For Sonic Unleashed, it seems that Sonic was captured by Dr. Eggman. The Chaos Emeralds were used on Sonic to form a chaotic transformation. Unfortunately for Sonic, his speed is stripped away, and he ends up turning into a Sonic Werewolf.
Super strength and reach replace speed during the night time, when Sonic changes into werewolf form. The gameplay is similar that of action performers, with Sonic using his claws (think Wolverine) and stretchy arms to beat down enemies and obstacles. Forget running and loops; Sonic is full-on fighting now. Multiple button presses initiated combos which made me think of Devil May Cry… with a hedgehog. Stretchy arms are also used for platforming, like reaching for higher ground or ledges.

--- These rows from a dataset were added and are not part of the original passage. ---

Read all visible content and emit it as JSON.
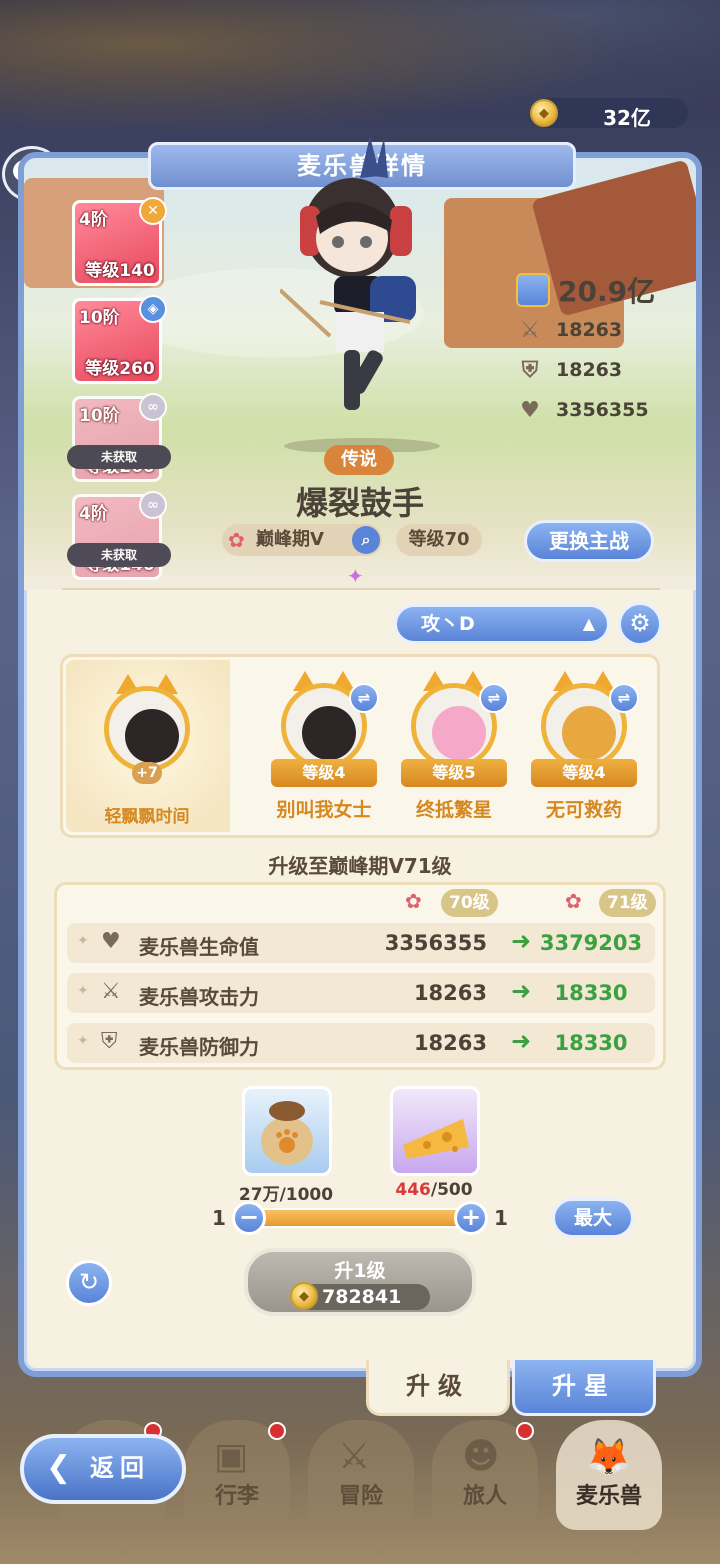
{
  "header": {
    "gold_amount": "32亿"
  },
  "panel": {
    "title": "麦乐兽详情"
  },
  "skills": [
    {
      "tier": "4阶",
      "level": "等级140",
      "badge": "x",
      "locked": false,
      "locked_label": ""
    },
    {
      "tier": "10阶",
      "level": "等级260",
      "badge": "shield",
      "locked": false,
      "locked_label": ""
    },
    {
      "tier": "10阶",
      "level": "等级260",
      "badge": "link",
      "locked": true,
      "locked_label": "未获取"
    },
    {
      "tier": "4阶",
      "level": "等级140",
      "badge": "link",
      "locked": true,
      "locked_label": "未获取"
    }
  ],
  "character": {
    "rarity": "传说",
    "name": "爆裂鼓手",
    "stage": "巅峰期V",
    "level": "等级70",
    "power": "20.9亿",
    "attack": "18263",
    "defense": "18263",
    "hp": "3356355",
    "switch_label": "更换主战"
  },
  "formation": {
    "selected": "攻丶D"
  },
  "team": {
    "leader": {
      "name": "轻飘飘时间",
      "bonus": "+7"
    },
    "members": [
      {
        "name": "别叫我女士",
        "level": "等级4"
      },
      {
        "name": "终抵繁星",
        "level": "等级5"
      },
      {
        "name": "无可救药",
        "level": "等级4"
      }
    ]
  },
  "upgrade": {
    "title": "升级至巅峰期V71级",
    "from_level": "70级",
    "to_level": "71级",
    "rows": [
      {
        "label": "麦乐兽生命值",
        "old": "3356355",
        "new": "3379203"
      },
      {
        "label": "麦乐兽攻击力",
        "old": "18263",
        "new": "18330"
      },
      {
        "label": "麦乐兽防御力",
        "old": "18263",
        "new": "18330"
      }
    ]
  },
  "materials": {
    "food_count": "27万/1000",
    "cheese_have": "446",
    "cheese_need": "/500",
    "min": "1",
    "max": "1",
    "max_label": "最大"
  },
  "level_button": {
    "label": "升1级",
    "cost": "782841"
  },
  "tabs": {
    "upgrade": "升级",
    "star": "升星"
  },
  "nav": {
    "back": "返回",
    "items": [
      "行李",
      "冒险",
      "旅人",
      "麦乐兽"
    ]
  }
}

Finally, they show us a new China-inspired level and speed mechanic. Quick Step allows Sonic to keep running forward. You don’t have to steer, but you can nudge him left or right with the left and right bumpers. As you’ll see in the screenshots, this Chinese level is beautiful and visually polished, with some of the pathways designed to look like dragons. The gameplay seemed closer to that of the later Sonic 3-D games, with launch pads and targeted enemy hopping.
While chatting with other games writers, we found that opinions greatly varied. Some felt that Unleashed is a step in the right direction, while others feel they’re making the same mistakes still. All agreed that none of us can be sure without a hands-on session. I’ll remain hopeful that one of my favorite franchises is finally getting back to its roots. Don’t mess it up, Sega.